In the past few years, young women have emerged as the fastest-growing demographic in the Western Comics scene, and the the industry has made moves to reflect the changing audience.
For instance, this summer, Marvel, one of the “big two” comics publishers—along with DC Comics—released a new series called A-Force featuring all of Marvel’s mightiest women heroes under one title. And independent—or “indie”—publishers such as Image Comics are seeing great success with feminist, creator-owned titles, including Bitch Planet and Sex Criminals; both are flying off the shelves at comics stores. Also, we now live in a world where Thor is a woman, and she’s not an afterthought called Thor Girl, or Thor Woman, or She-Thor, she’s just called Thor, and she punches bad guys in the face for “saying ‘feminist’ like it’s a four-letter word.” What’s more, the title under which the new Thor appears is outselling the old Thor. (In your face “women-heroes-don’t-sell” haters. I’m sure the new Thor would have a wonderful hammer-shaped response to anyone spreading this myth.)

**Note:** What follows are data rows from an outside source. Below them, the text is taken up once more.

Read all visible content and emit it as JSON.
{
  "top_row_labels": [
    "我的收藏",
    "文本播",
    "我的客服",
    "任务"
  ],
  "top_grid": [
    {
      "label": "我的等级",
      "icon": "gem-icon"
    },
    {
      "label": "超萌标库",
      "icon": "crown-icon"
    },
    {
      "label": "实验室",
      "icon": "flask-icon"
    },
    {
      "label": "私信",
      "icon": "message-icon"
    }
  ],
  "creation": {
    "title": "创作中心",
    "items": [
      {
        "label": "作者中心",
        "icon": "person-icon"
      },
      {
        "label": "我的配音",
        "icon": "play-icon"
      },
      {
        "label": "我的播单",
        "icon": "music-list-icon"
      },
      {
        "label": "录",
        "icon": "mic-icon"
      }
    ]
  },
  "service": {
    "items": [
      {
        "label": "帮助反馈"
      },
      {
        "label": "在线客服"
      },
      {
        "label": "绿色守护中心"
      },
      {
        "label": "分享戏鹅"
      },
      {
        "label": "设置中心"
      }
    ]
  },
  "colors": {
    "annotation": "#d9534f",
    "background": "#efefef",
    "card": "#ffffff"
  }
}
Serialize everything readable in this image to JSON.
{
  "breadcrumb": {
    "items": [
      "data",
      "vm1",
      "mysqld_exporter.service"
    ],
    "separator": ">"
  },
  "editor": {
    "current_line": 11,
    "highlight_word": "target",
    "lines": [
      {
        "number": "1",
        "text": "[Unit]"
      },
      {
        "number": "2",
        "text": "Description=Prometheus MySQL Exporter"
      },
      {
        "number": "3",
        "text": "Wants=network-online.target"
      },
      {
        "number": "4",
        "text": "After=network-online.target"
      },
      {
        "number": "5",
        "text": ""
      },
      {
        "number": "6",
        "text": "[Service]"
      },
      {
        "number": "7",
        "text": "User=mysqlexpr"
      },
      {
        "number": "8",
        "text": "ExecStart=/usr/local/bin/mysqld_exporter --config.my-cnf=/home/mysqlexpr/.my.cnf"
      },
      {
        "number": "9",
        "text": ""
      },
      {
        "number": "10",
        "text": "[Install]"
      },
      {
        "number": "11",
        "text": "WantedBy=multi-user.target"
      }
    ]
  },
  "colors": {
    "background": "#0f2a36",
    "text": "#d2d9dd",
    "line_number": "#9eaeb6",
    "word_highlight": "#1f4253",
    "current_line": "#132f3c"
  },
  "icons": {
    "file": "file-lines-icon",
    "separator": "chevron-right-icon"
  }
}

However, the geek community is not always a friendly environment for women and gender-nonconforming folks: both groups regularly experience harassment online. Echoing last year’s horrific “Gamergate” scandal, in which angry men tweeted rape and death threats as well as personal information about women game developers, comics readers and even respected creators such as Erik Larson, co-owner of Image Comics, have shown contempt for the new push for more inclusive comics. Aside from online hostility, women, who make up 46 percent of self-identified comics fans, still face degrading, hyper-sexualized images such as women with boobs the size of their faces and spaghetti noodles for spines in the pages of their favorite titles. Escher Girls is one of many blogs that documents the sometimes disgusting, sometimes confusing ways that the male-gaze renders women in comics.
Well, we here at the Ms. Blog are having none of that. Sorry to burst your bubble, haters, but women have always been a part of comics history and that’s not going to change. In case you needed a refresher, it wasn’t gun-slinging, womanizing men who brought the manga boom to the West, it was an adventuring sisterhood of five cheerleader skirt-wearing teen girls with magic powers—also known as Sailor Moon—who made that happen.
Women shouldn’t feel like they are alone in their love of comics, and thankfully there are tons of interesting, complex titles out now that appeal to a diverse audience without resulting to misogynistic tropes. Check out a few feminist favorites below!